> _DIRECTIONS_
Please return every line from the entries that has the string "text" in it.

> _DATA FOR THIS EXERCISE_
━━━━━━
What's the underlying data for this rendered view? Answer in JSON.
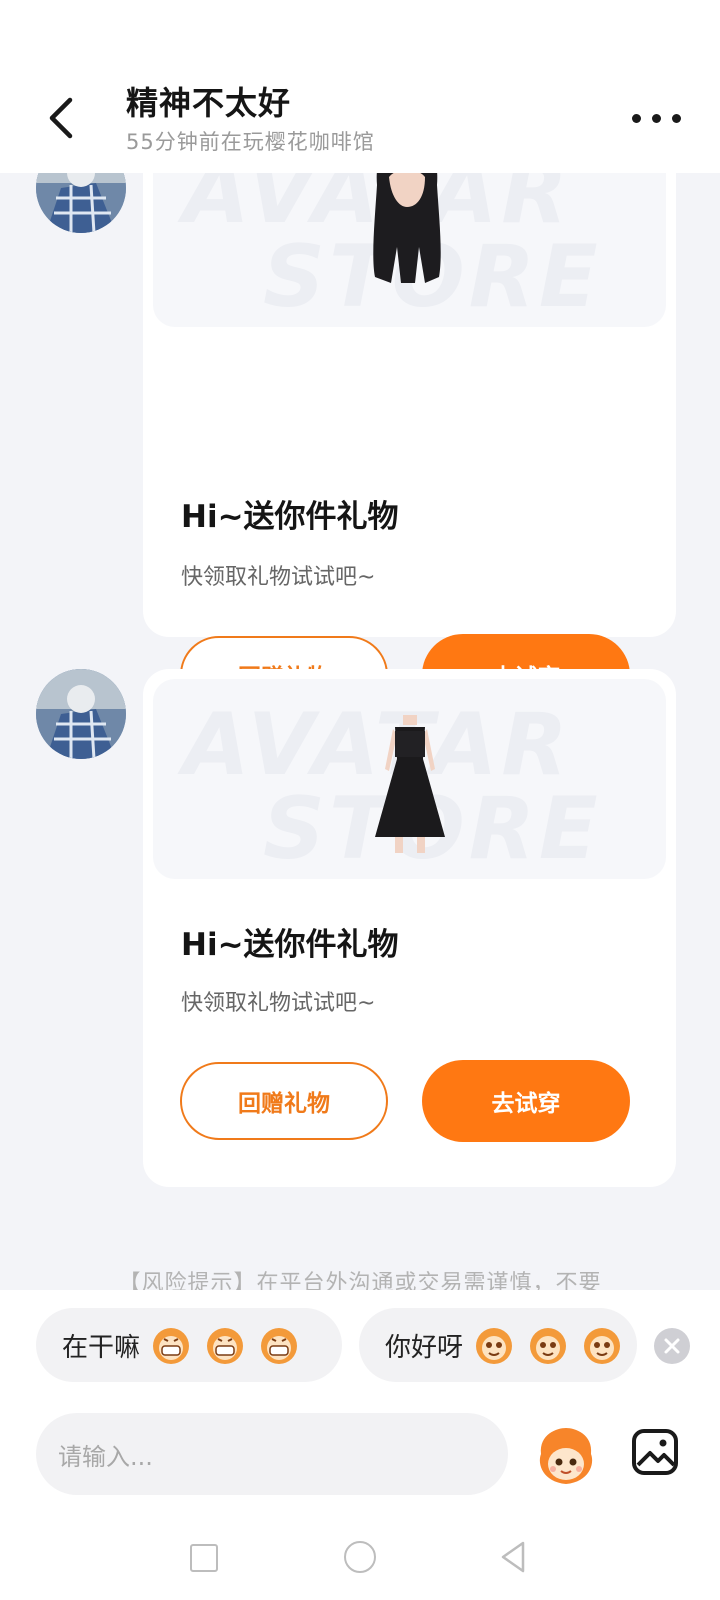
{
  "header": {
    "title": "精神不太好",
    "subtitle": "55分钟前在玩樱花咖啡馆"
  },
  "messages": [
    {
      "card_title": "Hi~送你件礼物",
      "card_subtitle": "快领取礼物试试吧~",
      "gift_item": "hair-icon",
      "return_gift_label": "回赠礼物",
      "try_on_label": "去试穿"
    },
    {
      "card_title": "Hi~送你件礼物",
      "card_subtitle": "快领取礼物试试吧~",
      "gift_item": "dress-icon",
      "return_gift_label": "回赠礼物",
      "try_on_label": "去试穿"
    }
  ],
  "watermark": {
    "line1": "AVATAR",
    "line2": "STORE"
  },
  "risk_notice": "【风险提示】在平台外沟通或交易需谨慎，不要",
  "quick_replies": [
    {
      "text": "在干嘛"
    },
    {
      "text": "你好呀"
    }
  ],
  "input": {
    "placeholder": "请输入..."
  },
  "colors": {
    "accent": "#ff7812",
    "outline": "#f07a1a"
  }
}
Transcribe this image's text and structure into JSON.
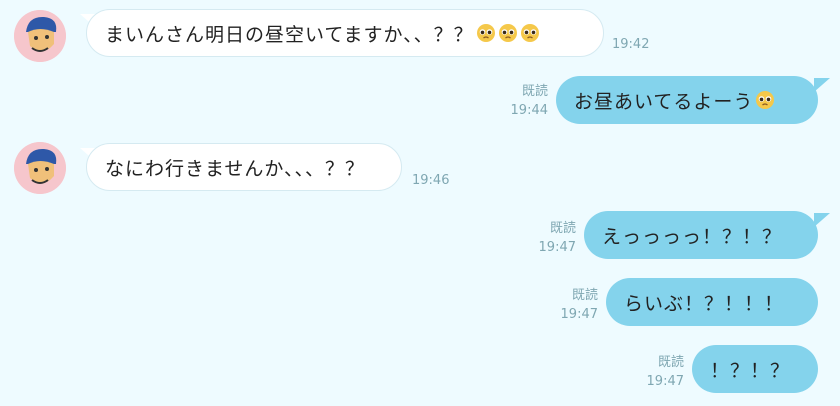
{
  "messages": [
    {
      "text": "まいんさん明日の昼空いてますか、、？？",
      "emoji_count": 3,
      "time": "19:42"
    },
    {
      "text": "お昼あいてるよーう",
      "emoji_count": 1,
      "read": "既読",
      "time": "19:44"
    },
    {
      "text": "なにわ行きませんか、、、？？",
      "time": "19:46"
    },
    {
      "text": "えっっっっ！？！？",
      "read": "既読",
      "time": "19:47"
    },
    {
      "text": "らいぶ！？！！！",
      "read": "既読",
      "time": "19:47"
    },
    {
      "text": "！？！？",
      "read": "既読",
      "time": "19:47"
    }
  ],
  "colors": {
    "background": "#eefbff",
    "incoming": "#ffffff",
    "outgoing": "#84d3ec",
    "meta": "#7fa7b2"
  },
  "icons": {
    "emoji": "pleading-face-icon",
    "avatar": "avatar-icon"
  }
}
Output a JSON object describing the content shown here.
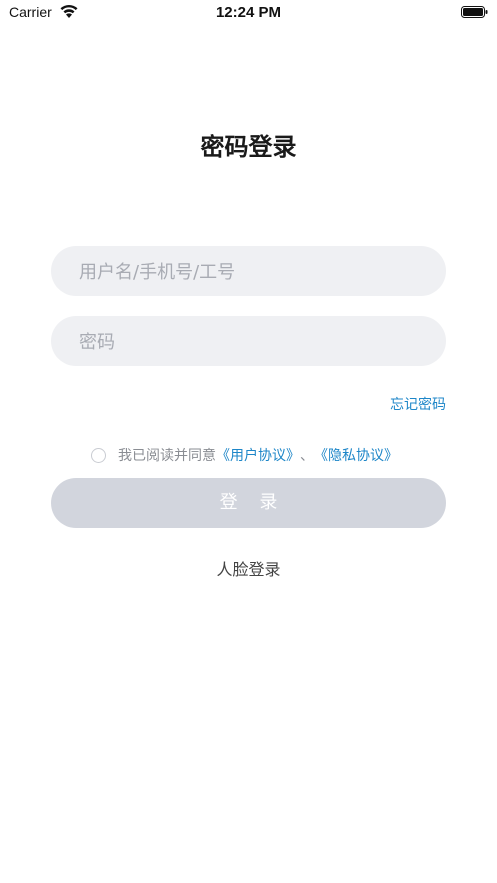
{
  "status_bar": {
    "carrier": "Carrier",
    "time": "12:24 PM",
    "wifi_icon": "wifi-icon",
    "battery_icon": "battery-icon"
  },
  "page": {
    "title": "密码登录"
  },
  "form": {
    "username_placeholder": "用户名/手机号/工号",
    "username_value": "",
    "password_placeholder": "密码",
    "password_value": "",
    "forgot_password": "忘记密码"
  },
  "agreement": {
    "checked": false,
    "prefix": "我已阅读并同意",
    "user_agreement": "《用户协议》",
    "separator": "、",
    "privacy_policy": "《隐私协议》"
  },
  "actions": {
    "login_label": "登 录",
    "face_login_label": "人脸登录"
  },
  "colors": {
    "accent": "#1d86c8",
    "field_bg": "#eff0f3",
    "button_disabled": "#d2d5dd"
  }
}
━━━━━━
> _RESULT OF THE TASK_
      "text": "在干嘛"
      "text": "你好呀"
Transcribe this image's text and structure into JSON.
      "text": "まいんさん明日の昼空いてますか、、？？",
      "text": "お昼あいてるよーう",
      "text": "なにわ行きませんか、、、？？",
      "text": "えっっっっ！？！？",
      "text": "らいぶ！？！！！",
      "text": "！？！？",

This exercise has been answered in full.